» **WORK TO BE COMPLETED**
In the entries that follow, which lines hold the string "header"? List them.

» **DATA FOR PROCESSING**
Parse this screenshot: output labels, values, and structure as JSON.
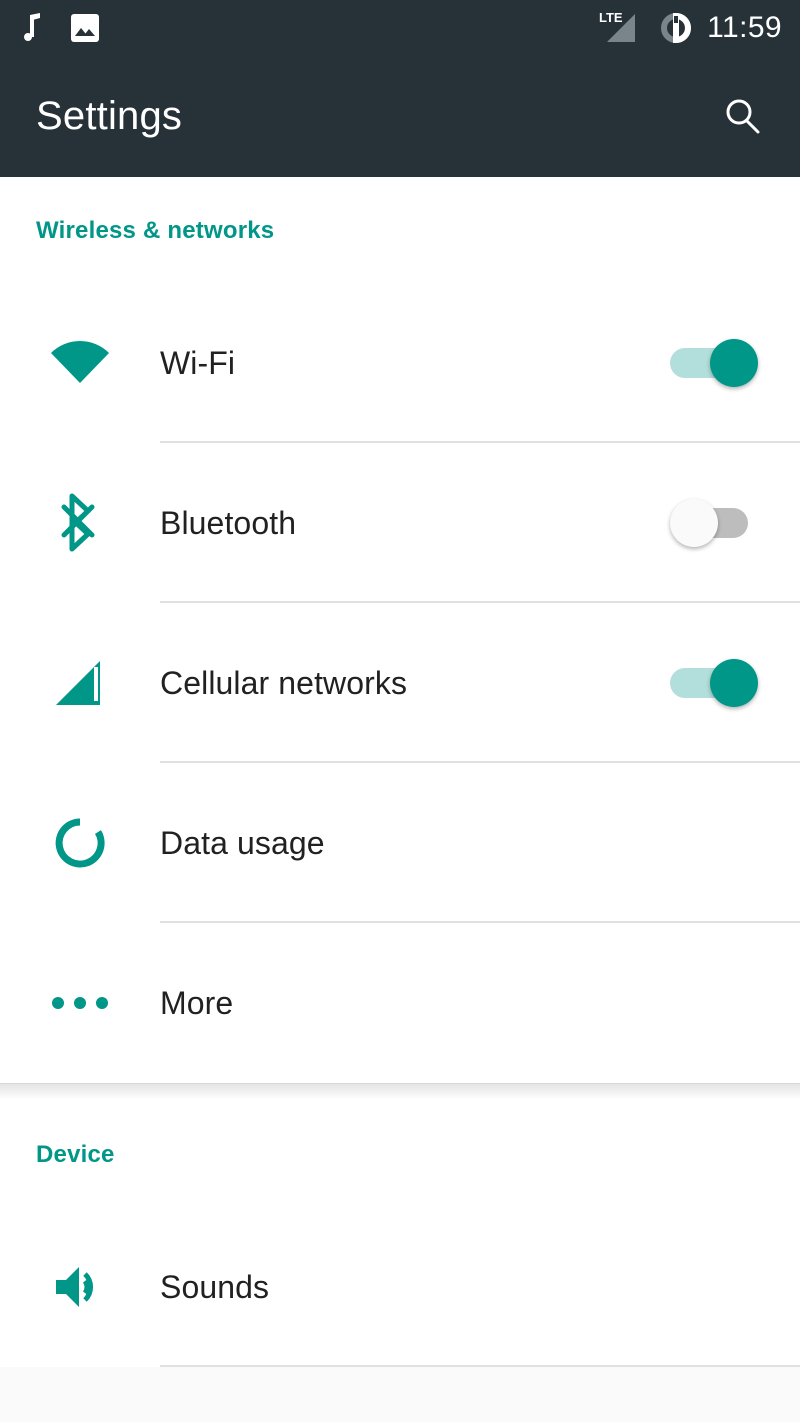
{
  "theme": {
    "accent": "#009688",
    "accent_light": "#b2dfdb",
    "bar_bg": "#263238",
    "text_primary": "#212121",
    "divider": "#e0e0e0",
    "switch_off_track": "#bdbdbd",
    "switch_off_knob": "#fafafa"
  },
  "status_bar": {
    "left_icons": [
      "music-note-icon",
      "image-icon"
    ],
    "network_label": "LTE",
    "signal_icon": "signal-triangle-icon",
    "battery_icon": "battery-circle-icon",
    "time": "11:59"
  },
  "app_bar": {
    "title": "Settings",
    "search_icon": "search-icon"
  },
  "sections": [
    {
      "id": "wireless",
      "header": "Wireless & networks",
      "rows": [
        {
          "id": "wifi",
          "label": "Wi-Fi",
          "icon": "wifi-icon",
          "control": "switch",
          "switch_state": "on",
          "divider": true
        },
        {
          "id": "bluetooth",
          "label": "Bluetooth",
          "icon": "bluetooth-icon",
          "control": "switch",
          "switch_state": "off",
          "divider": true
        },
        {
          "id": "cellular",
          "label": "Cellular networks",
          "icon": "signal-icon",
          "control": "switch",
          "switch_state": "on",
          "divider": true
        },
        {
          "id": "data",
          "label": "Data usage",
          "icon": "data-usage-icon",
          "control": "none",
          "switch_state": "",
          "divider": true
        },
        {
          "id": "more",
          "label": "More",
          "icon": "more-dots-icon",
          "control": "none",
          "switch_state": "",
          "divider": false
        }
      ]
    },
    {
      "id": "device",
      "header": "Device",
      "rows": [
        {
          "id": "sounds",
          "label": "Sounds",
          "icon": "volume-icon",
          "control": "none",
          "switch_state": "",
          "divider": true
        }
      ]
    }
  ]
}
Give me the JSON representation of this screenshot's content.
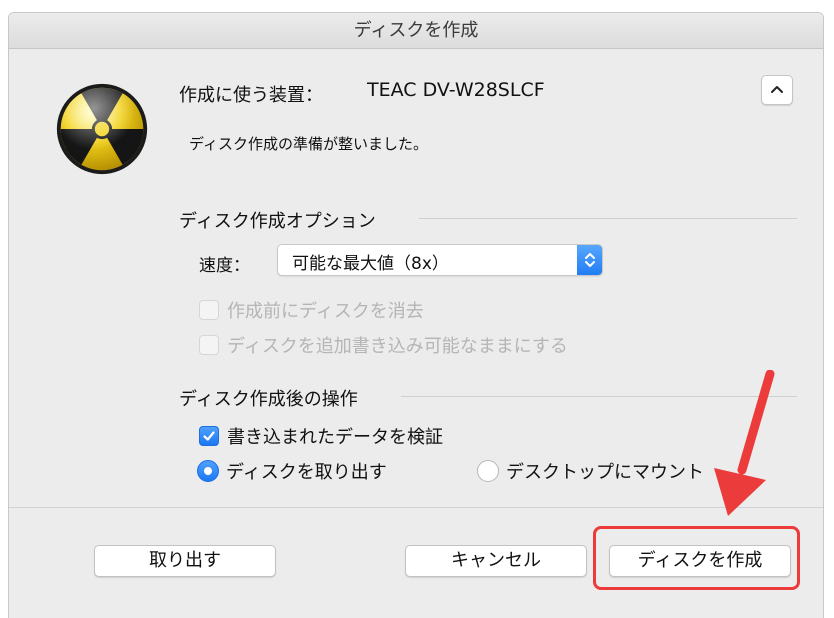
{
  "window": {
    "title": "ディスクを作成"
  },
  "device": {
    "label": "作成に使う装置：",
    "name": "TEAC DV-W28SLCF"
  },
  "status": {
    "text": "ディスク作成の準備が整いました。"
  },
  "options": {
    "title": "ディスク作成オプション",
    "speed_label": "速度：",
    "speed_value": "可能な最大値（8x）",
    "erase_label": "作成前にディスクを消去",
    "erase_checked": false,
    "erase_enabled": false,
    "appendable_label": "ディスクを追加書き込み可能なままにする",
    "appendable_checked": false,
    "appendable_enabled": false
  },
  "after": {
    "title": "ディスク作成後の操作",
    "verify_label": "書き込まれたデータを検証",
    "verify_checked": true,
    "eject_label": "ディスクを取り出す",
    "eject_selected": true,
    "mount_label": "デスクトップにマウント",
    "mount_selected": false
  },
  "buttons": {
    "eject": "取り出す",
    "cancel": "キャンセル",
    "burn": "ディスクを作成"
  },
  "icons": {
    "burn": "radiation-burn-icon",
    "collapse": "chevron-up-icon",
    "select": "up-down-chevron-icon",
    "check": "checkmark-icon",
    "annotation": "red-arrow-icon"
  },
  "colors": {
    "accent": "#1e7cf3",
    "annotation": "#ec3b3b",
    "window_bg": "#ececec"
  }
}
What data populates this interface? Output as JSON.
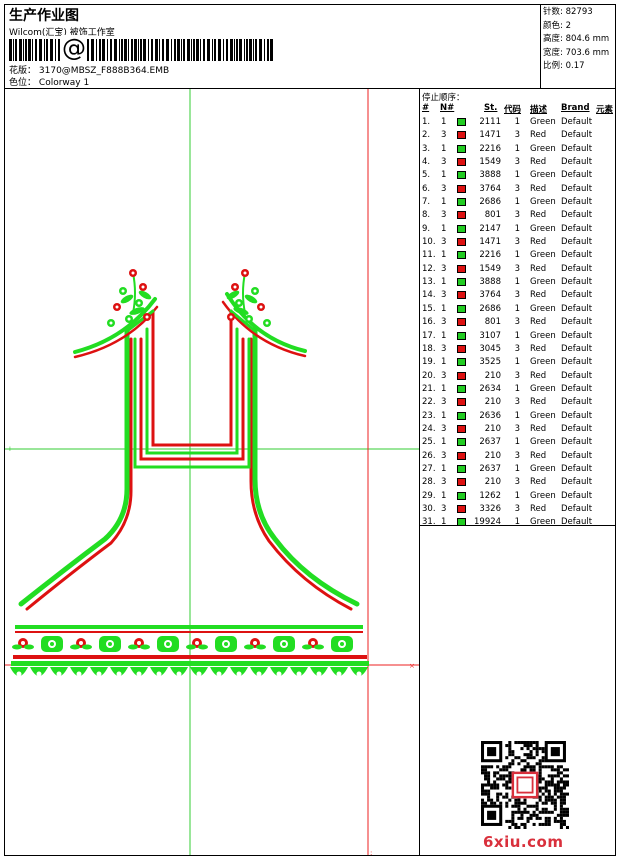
{
  "header": {
    "title": "生产作业图",
    "company": "Wilcom(汇宝) 被饰工作室",
    "barcode_char": "@",
    "pattern_label": "花版",
    "pattern_value": "3170@MBSZ_F888B364.EMB",
    "colorway_label": "色位",
    "colorway_value": "Colorway 1"
  },
  "stats": {
    "stitch_label": "针数",
    "stitch_value": "82793",
    "colors_label": "颜色",
    "colors_value": "2",
    "height_label": "高度",
    "height_value": "804.6 mm",
    "width_label": "宽度",
    "width_value": "703.6 mm",
    "scale_label": "比例",
    "scale_value": "0.17"
  },
  "stop_sequence": {
    "title": "停止顺序：",
    "columns": [
      "#",
      "N#",
      "St.",
      "代码",
      "描述",
      "Brand",
      "元素"
    ],
    "rows": [
      {
        "n": "1.",
        "c": "1",
        "st": "2111",
        "code": "1",
        "desc": "Green",
        "brand": "Default",
        "color": "#22cc22"
      },
      {
        "n": "2.",
        "c": "3",
        "st": "1471",
        "code": "3",
        "desc": "Red",
        "brand": "Default",
        "color": "#dd1111"
      },
      {
        "n": "3.",
        "c": "1",
        "st": "2216",
        "code": "1",
        "desc": "Green",
        "brand": "Default",
        "color": "#22cc22"
      },
      {
        "n": "4.",
        "c": "3",
        "st": "1549",
        "code": "3",
        "desc": "Red",
        "brand": "Default",
        "color": "#dd1111"
      },
      {
        "n": "5.",
        "c": "1",
        "st": "3888",
        "code": "1",
        "desc": "Green",
        "brand": "Default",
        "color": "#22cc22"
      },
      {
        "n": "6.",
        "c": "3",
        "st": "3764",
        "code": "3",
        "desc": "Red",
        "brand": "Default",
        "color": "#dd1111"
      },
      {
        "n": "7.",
        "c": "1",
        "st": "2686",
        "code": "1",
        "desc": "Green",
        "brand": "Default",
        "color": "#22cc22"
      },
      {
        "n": "8.",
        "c": "3",
        "st": "801",
        "code": "3",
        "desc": "Red",
        "brand": "Default",
        "color": "#dd1111"
      },
      {
        "n": "9.",
        "c": "1",
        "st": "2147",
        "code": "1",
        "desc": "Green",
        "brand": "Default",
        "color": "#22cc22"
      },
      {
        "n": "10.",
        "c": "3",
        "st": "1471",
        "code": "3",
        "desc": "Red",
        "brand": "Default",
        "color": "#dd1111"
      },
      {
        "n": "11.",
        "c": "1",
        "st": "2216",
        "code": "1",
        "desc": "Green",
        "brand": "Default",
        "color": "#22cc22"
      },
      {
        "n": "12.",
        "c": "3",
        "st": "1549",
        "code": "3",
        "desc": "Red",
        "brand": "Default",
        "color": "#dd1111"
      },
      {
        "n": "13.",
        "c": "1",
        "st": "3888",
        "code": "1",
        "desc": "Green",
        "brand": "Default",
        "color": "#22cc22"
      },
      {
        "n": "14.",
        "c": "3",
        "st": "3764",
        "code": "3",
        "desc": "Red",
        "brand": "Default",
        "color": "#dd1111"
      },
      {
        "n": "15.",
        "c": "1",
        "st": "2686",
        "code": "1",
        "desc": "Green",
        "brand": "Default",
        "color": "#22cc22"
      },
      {
        "n": "16.",
        "c": "3",
        "st": "801",
        "code": "3",
        "desc": "Red",
        "brand": "Default",
        "color": "#dd1111"
      },
      {
        "n": "17.",
        "c": "1",
        "st": "3107",
        "code": "1",
        "desc": "Green",
        "brand": "Default",
        "color": "#22cc22"
      },
      {
        "n": "18.",
        "c": "3",
        "st": "3045",
        "code": "3",
        "desc": "Red",
        "brand": "Default",
        "color": "#dd1111"
      },
      {
        "n": "19.",
        "c": "1",
        "st": "3525",
        "code": "1",
        "desc": "Green",
        "brand": "Default",
        "color": "#22cc22"
      },
      {
        "n": "20.",
        "c": "3",
        "st": "210",
        "code": "3",
        "desc": "Red",
        "brand": "Default",
        "color": "#dd1111"
      },
      {
        "n": "21.",
        "c": "1",
        "st": "2634",
        "code": "1",
        "desc": "Green",
        "brand": "Default",
        "color": "#22cc22"
      },
      {
        "n": "22.",
        "c": "3",
        "st": "210",
        "code": "3",
        "desc": "Red",
        "brand": "Default",
        "color": "#dd1111"
      },
      {
        "n": "23.",
        "c": "1",
        "st": "2636",
        "code": "1",
        "desc": "Green",
        "brand": "Default",
        "color": "#22cc22"
      },
      {
        "n": "24.",
        "c": "3",
        "st": "210",
        "code": "3",
        "desc": "Red",
        "brand": "Default",
        "color": "#dd1111"
      },
      {
        "n": "25.",
        "c": "1",
        "st": "2637",
        "code": "1",
        "desc": "Green",
        "brand": "Default",
        "color": "#22cc22"
      },
      {
        "n": "26.",
        "c": "3",
        "st": "210",
        "code": "3",
        "desc": "Red",
        "brand": "Default",
        "color": "#dd1111"
      },
      {
        "n": "27.",
        "c": "1",
        "st": "2637",
        "code": "1",
        "desc": "Green",
        "brand": "Default",
        "color": "#22cc22"
      },
      {
        "n": "28.",
        "c": "3",
        "st": "210",
        "code": "3",
        "desc": "Red",
        "brand": "Default",
        "color": "#dd1111"
      },
      {
        "n": "29.",
        "c": "1",
        "st": "1262",
        "code": "1",
        "desc": "Green",
        "brand": "Default",
        "color": "#22cc22"
      },
      {
        "n": "30.",
        "c": "3",
        "st": "3326",
        "code": "3",
        "desc": "Red",
        "brand": "Default",
        "color": "#dd1111"
      },
      {
        "n": "31.",
        "c": "1",
        "st": "19924",
        "code": "1",
        "desc": "Green",
        "brand": "Default",
        "color": "#22cc22"
      }
    ]
  },
  "design": {
    "green": "#22dd22",
    "red": "#dd1111",
    "guide_green": "#33cc33",
    "guide_red": "#ee2222"
  },
  "watermark": "6xiu.com"
}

» **RESULT FOR THIS TASK**
      "header": "Wireless & networks",
      "header": "Device",
  "header": {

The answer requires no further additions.